Songsters of the Sea
While all humpback whales create sounds, male humpbacks are known for their ability to produce complex "songs", especially near their breeding grounds. Scientists aren't sure whether the songs act to attract females in the area, or to threaten competing males nearby, but males in the same region will all sing the same song which changes each year. The songs, which are repeated dozens of times throughout the day, last 10-20 minutes on average and can be heard hundreds of miles away!
The Secret Lives of Humpback Whales
Humpback whales can be identified by unique markings on the bottom of their tails, or flukes. Island Adventures collaborates with Happy Whale to learn more about where our local humpback whales go when they aren't in the Salish Sea. By matching photos taken on our tours with others taken around the world, we know that the whales we see travel to places like Hawaii and Mexico in the cooler months. You don't have to be a marine biologist or professional whale watcher to take part in this research! Upload your humpback tail photos to www.happywhale.com to try to find a match!
Learn more about the area’s wildlife and scenery.
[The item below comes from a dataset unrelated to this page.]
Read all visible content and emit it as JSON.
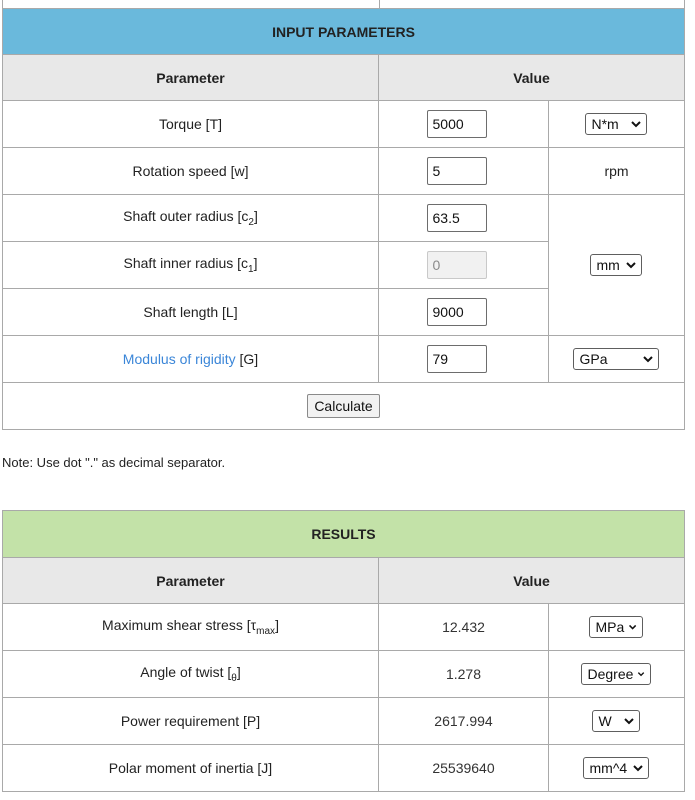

The waters surrounding our three departure locations offer some of the most diverse whale and wildlife viewing on the west coast. Onboard each of our tours, an experienced naturalist helps identify all of the whales, wildlife, and rich history that this area holds